The Fort Bend County district attorney’s office saw a 25% increase in domestic violence cases from February to March, Executive Assistant District Attorney Wesley Wittig said in an email. Additionally, from March 2019 to March 2020, the DA’s office saw a 50% increase in domestic violence cases, Wittig said.
Led by District Attorney Brian Middleton, the DA’s office addressed what it called the “collateral consequences” of the coronavirus pandemic in an April 2 press release.
“We are observing an increase in emergency calls for domestic violence here at home, the media is reporting more hate incidents across the nation, and there is a concern that child abuse is being underreported,” the release said.

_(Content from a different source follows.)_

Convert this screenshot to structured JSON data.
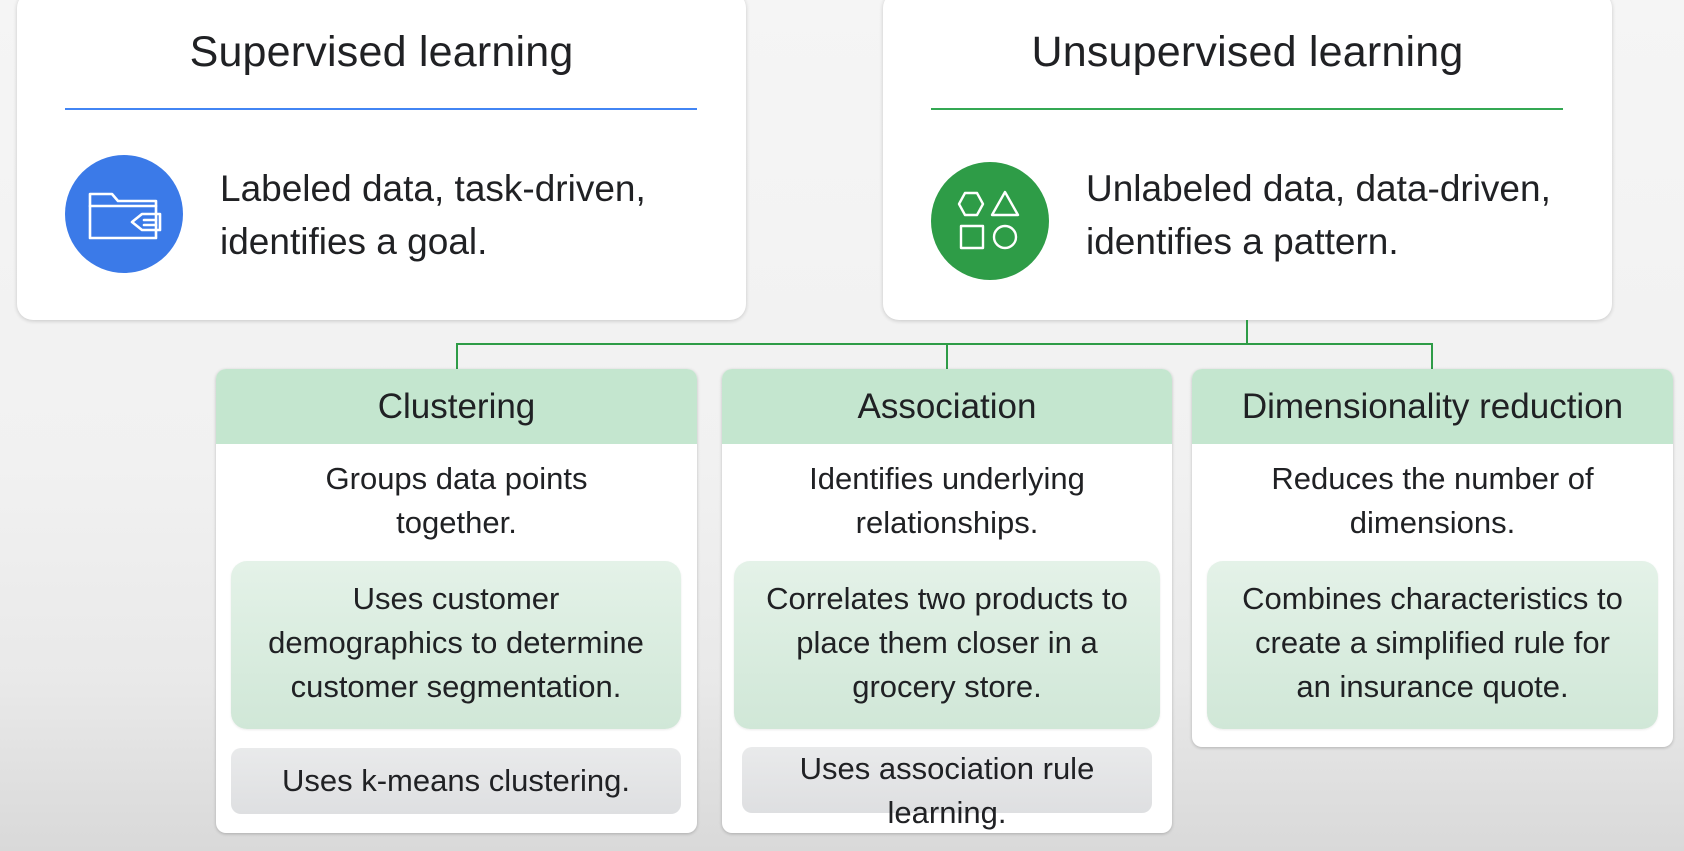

Ruthanne Mefford, the chief executive officer of Child Advocates of Fort Bend, told Community Impact Newspaper in March that added family stress and coronavirus-mandated stay-at-home orders may lead to her organization seeing an increase in child abuse cases once children return to school.
Both Mefford and Middleton stressed the importance of community members reporting if they have any suspicion of abuse.
“We need to protect our children during this crisis and it is imperative that you report incidents of child abuse to law enforcement or child protective services,” Middleton said in the DA’s office’s release.
Middleton also said in the release that hate incidents toward Asian Americans will not be tolerated in Fort Bend County.
“In fact, crimes targeting anyone because of who they are violate the promise of freedom and personal dignity this country stands for,” Middleton said in the release.
Due to the countywide coronavirus-related disaster declaration, conviction for assault carries a minimum sentence of 180 days in jail, the DA’s office said in the release. Additionally, it encourages people experiencing homelessness, anxiety or feeling out of control to seek help.